A great feature of BDD-style tests is that a SCENARIO can have several GIVEN clauses, a GIVEN can have several WHEN clauses, a WHEN can have several THEN clauses. KmTest framework will run all combinations as independed test cases. The sample below will produce 2 test cases (2+3=5 and 2+0=2):

SCENARIO("Addition operation")
{
    GIVEN("x = 2")
    {
        int x = 2;

        WHEN("y = 3")
        {
            int y = 3;

            THEN("the sum will be 5")
            {
                REQUIRE(Calculator::add(x, y) == 5);
            }
        }

        WHEN("y = 0")
        {
            int y = 0;

            THEN("the sum will be 2")
            {
                REQUIRE(Calculator::add(x, y) == 2);
            }
        }
    }
}    

That's not all. Setup/cleanup code can be shared as well. It is demonstrated by the following example:

SCENARIO("Addition operation")
{
    // <== Here you can write a shared setup code for SCENARIO.

    GIVEN("x = 2")
    {
        int x = 2; // <== Here you can write a shared setup code for GIVEN.

        WHEN("y = 3")
        {
            int y = 3; // <== Here you can write a shared setup code for WHEN.

            THEN("the sum will be 5")
            {
                REQUIRE(Calculator::add(x, y) == 5);
            }

            // <== Here you can write a shared cleanup code for WHEN.
        }

        // <== Here you can write a shared cleanup code for GIVEN.
    }

    // <== Here you can write a shared cleanup code for SCENARIO.
}

Traditional test

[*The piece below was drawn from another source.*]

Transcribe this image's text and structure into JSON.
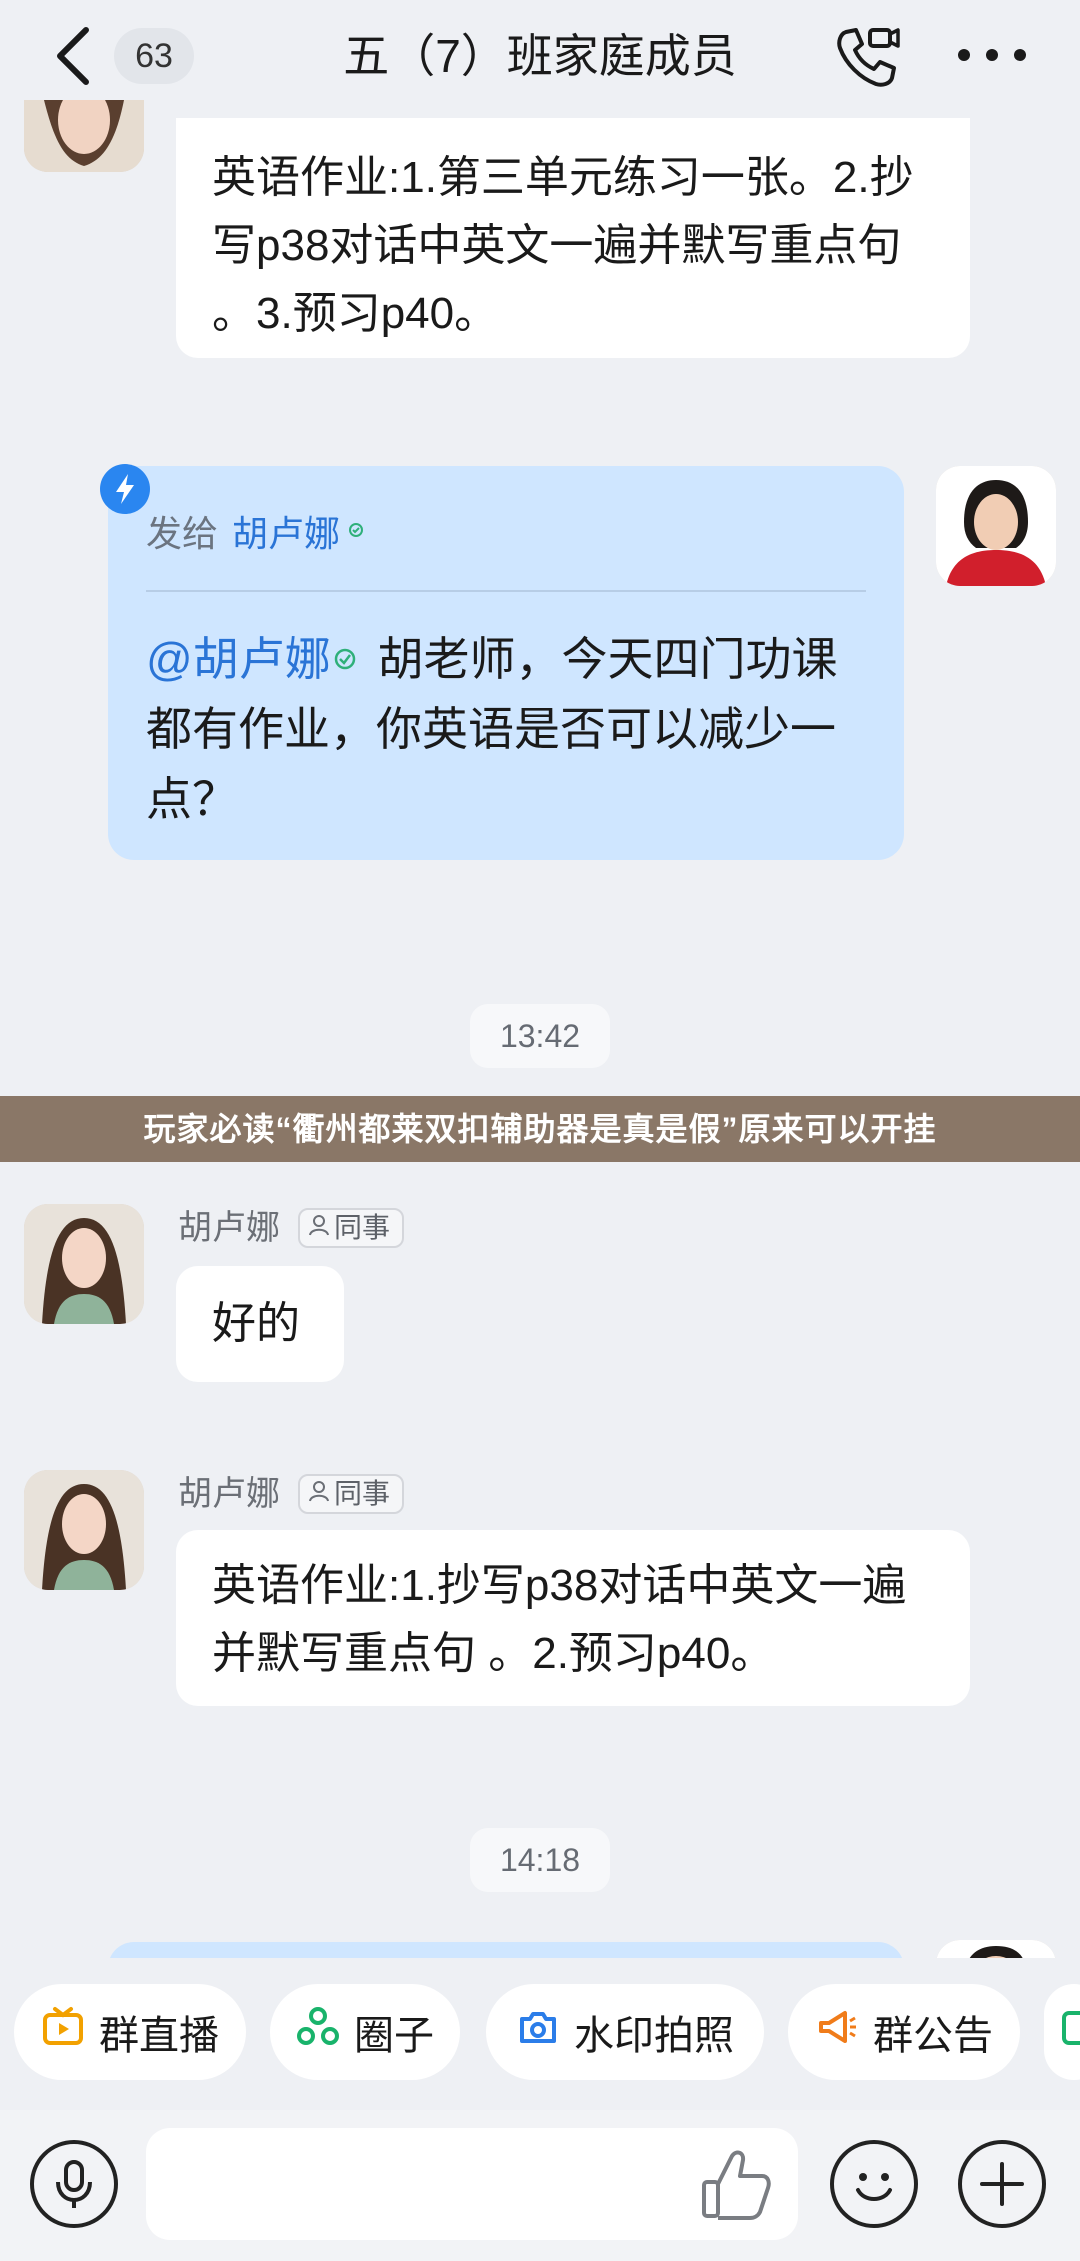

A traditional test is shown below and is represented by a BDD-style test without GIVEN-WHEN-THEN clauses:

// A minimal scenario for those who do not want to write GIVEN-WHEN-THEN clauses.
SCENARIO("Multiplication operation")
{
    REQUIRE(6 == Calculator::mul(2, 3));
    REQUIRE(-30 == Calculator::mul(-10, 3));
    REQUIRE(6 == Calculator::mul(-2, -3));
    REQUIRE(0 == Calculator::mul(0, 3));
}

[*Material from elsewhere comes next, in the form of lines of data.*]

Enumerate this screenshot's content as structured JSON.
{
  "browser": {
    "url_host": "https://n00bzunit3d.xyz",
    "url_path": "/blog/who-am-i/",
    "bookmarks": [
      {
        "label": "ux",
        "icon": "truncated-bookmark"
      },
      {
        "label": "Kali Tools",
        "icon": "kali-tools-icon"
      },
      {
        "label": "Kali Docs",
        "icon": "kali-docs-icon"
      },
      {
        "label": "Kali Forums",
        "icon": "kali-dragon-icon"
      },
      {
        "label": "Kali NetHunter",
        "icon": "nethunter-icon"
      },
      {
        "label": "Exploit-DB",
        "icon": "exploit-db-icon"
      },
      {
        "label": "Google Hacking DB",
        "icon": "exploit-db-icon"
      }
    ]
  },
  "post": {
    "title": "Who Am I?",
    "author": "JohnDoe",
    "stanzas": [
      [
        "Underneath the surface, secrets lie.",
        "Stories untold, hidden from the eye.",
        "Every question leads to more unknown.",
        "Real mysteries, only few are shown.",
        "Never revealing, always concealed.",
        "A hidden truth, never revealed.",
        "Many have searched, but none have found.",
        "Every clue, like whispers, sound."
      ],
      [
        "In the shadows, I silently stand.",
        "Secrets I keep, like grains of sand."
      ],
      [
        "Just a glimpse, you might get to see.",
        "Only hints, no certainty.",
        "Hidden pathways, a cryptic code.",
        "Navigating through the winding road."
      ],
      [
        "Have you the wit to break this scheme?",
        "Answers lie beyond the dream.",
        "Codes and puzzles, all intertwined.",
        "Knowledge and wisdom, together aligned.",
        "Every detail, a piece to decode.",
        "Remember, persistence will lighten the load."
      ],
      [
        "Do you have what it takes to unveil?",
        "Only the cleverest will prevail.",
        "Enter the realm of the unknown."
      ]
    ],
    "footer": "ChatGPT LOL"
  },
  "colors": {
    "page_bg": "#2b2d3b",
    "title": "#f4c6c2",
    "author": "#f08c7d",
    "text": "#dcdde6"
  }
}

Where:

  • SCENARIO is used to describe the test
  • REQUIRE is used for assertions

Running tests

Running KmTest based tests means starting a driver. It is highly recommended to do this inside a virtual machine. Any assertion failure will trigger a kernel debugger breakpoint or a BSOD if there is no debugger.

Refer to [samples/CalcTest/CalcTest.cmd](samples/CalcTest/CalcTest.cmd) for how to start a driver from the command line.

Test output

KmTest writes messages to the debug output. It can be viewed by WinDbg, DbgView or similar tools. A sample test output is demonstrated below:

**************************************************
* KMTEST BEGIN
**************************************************
--------------------------------------------------
SCENARIO: Addition operation
--------------------------------------------------
GIVEN: x = 2
  WHEN: y = 3
    THEN: the sum will be 5
GIVEN: x = 2
  WHEN: y = 0
    THEN: the sum will be 2
GIVEN: x = 2
  WHEN: y = -2
    THEN: the sum will be 0
GIVEN: x = -2
  WHEN: y = 3
    THEN: the sum will be 1
GIVEN: x = -2
  WHEN: y = -1
    THEN: the sum will be -3

ASSERTIONS PASSED: 5

--------------------------------------------------
SCENARIO: Multiplication operation
--------------------------------------------------

ASSERTIONS PASSED: 4

--------------------------------------------------
SCENARIO: Subtraction operation
--------------------------------------------------
GIVEN: x = 8
  WHEN: y = 3
    THEN: the difference will be 5
GIVEN: x = 8
  WHEN: y = 0
    THEN: the difference will be 8
GIVEN: x = 8
  WHEN: y = -2
    THEN: the difference will be 10
GIVEN: x = -3
  WHEN: y = 2
    THEN: the difference will be -5
GIVEN: x = -3
  WHEN: y = -1
    THEN: the difference will be -2

ASSERTIONS PASSED: 5

**************************************************
* KMTEST END (scenarios: 3, assertions: 14)
**************************************************

Samples

There is a [samples](samples) folder that demonstrates usage of KmTest unit testing framework. To compile it you need Visual Studio 2015 and WDK10.

License

KmTest is licensed under the MPL version 2.0. You can freely use it in your commercial or opensource software.

Acknowledgment

Thanks to Phil Nash and his Catch C++ test framework for BDD-style inspiration.

Version history

Version 0.9.0 (18 Jan 2017)

  • Initial public release


*Note that all licence references and agreements mentioned in the KmTest README section above are relevant to that project's source code only.